“You think I am evil?” Wren asked in confusion. “I had nothing to do with this!”
“Anything Rifter brings is evil,” the mermaid swore to her. “He is possessed! The Scourge is the only one who might kill the Rifter, and we pray for his return. When the Rifter is dead, this curse will finally be lifted!”
“No, that can’t be true!” Wren declared, feeling a bit weak in the knees. “The Scourge has done this! He has twisted your thoughts!”
“You should not worry about this now,” the mermaid declared, rising from the water a bit, moving closer. Wren instinctively stepped back. “Look at you – standing there with your perfect skin and young body! Your beautiful hair! We mermaids were once the most beautiful, you know! I will enjoy killing you just for that!”
“This is wrong!” Wren insisted. “Rifter would never hurt this world!”
“Enough of this!” the mermaid screeched in a horrible tone like scraping metal. “Perhaps I have lost my voice, but I can still manage to kill you!”
The mermaid lurched forward in an attempt to pull herself up from the water and onto the cavern floor, but Wren got herself out of reached by moving farther up onto the raised area of the slope.
“Wait!” she protested, trying to think of a way to make her case. “I’m not a demon! Neither is Rifter! It’s all a mistake!”
The mermaid released a shrill laugh, casting off the distraction, crawling rapidly from the muck to grab at the ends of Wren’s dress.
“You’re nothing but a nasty trick! Join me for a swim, demon! The water will cool you off!”
Before Wren could remember that she was supposed to be getting herself out of reach, the mer-creature managed to catch her gown, tugging violently to pull Wren closer.
“Stop!” she cried, clenching a pointed stalagmite with one hand while fighting for her gown with the other. She kicked toward the mermaid’s face, making her lurch back, and finally the monster released her gown with a gracious rip as her claws slid through the cloth.
The mermaid, beached now but not seeming to care, crawled forward with more vigor than Wren had suspected her for, flipping her tail to spray Wren with the dark water. The cold, rancid liquid splashed into Wren’s eyes and she realized that she was at the disadvantage – as she always seemed to be. This mermaid planned to drown her or otherwise kill her some other way. She had to think, but nothing would come and she was feeling desperate. She could not take anymore.

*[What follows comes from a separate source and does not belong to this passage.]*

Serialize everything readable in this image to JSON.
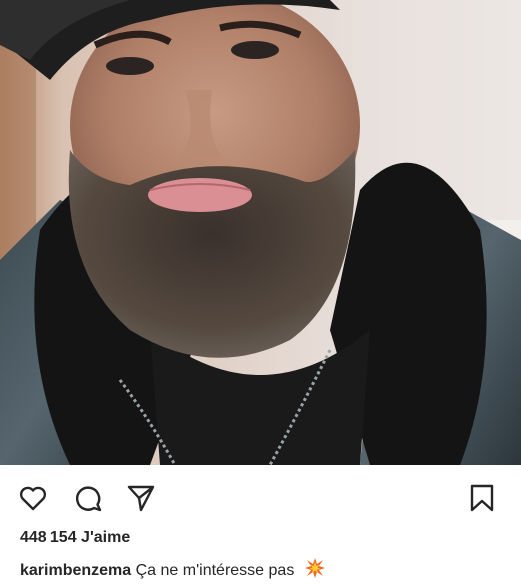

“Rifter!” she screamed, letting her voice echo across the water and down through the tunnels, praying that help would come.
At the sound of his name, the mermaid before her looked up with a star of panic in her eye.
“He’s here? You brought him here? You wretched demon! You have brought this upon us!”
Wren did not hear another word. In an instant, Rifter was there, landing on top of the mermaid, gripping her neck. He bent her upward and reached in, slitting her throat with one motion.
Wren flinched at the sight, not wanting to look, but this was not the first time she had seen him do something like this. He had never given a second thought to killing, and she had come to understand his reasons a bit more over time, but she still could not get used to it.
“Rifter, you –!” she started with relief, but she did not manage another word.
His eyes flashed as he stared at the cascade of blood flowing out from the dying mermaid’s neck, and he didn’t even seem to recall that Wren was there as he opened his mouth of sharp teeth and ripped into the creature’s throat.
And there you have it! I hope this was enough to tide you over for a bit as I continue with NaNo and get ready for the next step in releasing Forsaken Dreamscape to you!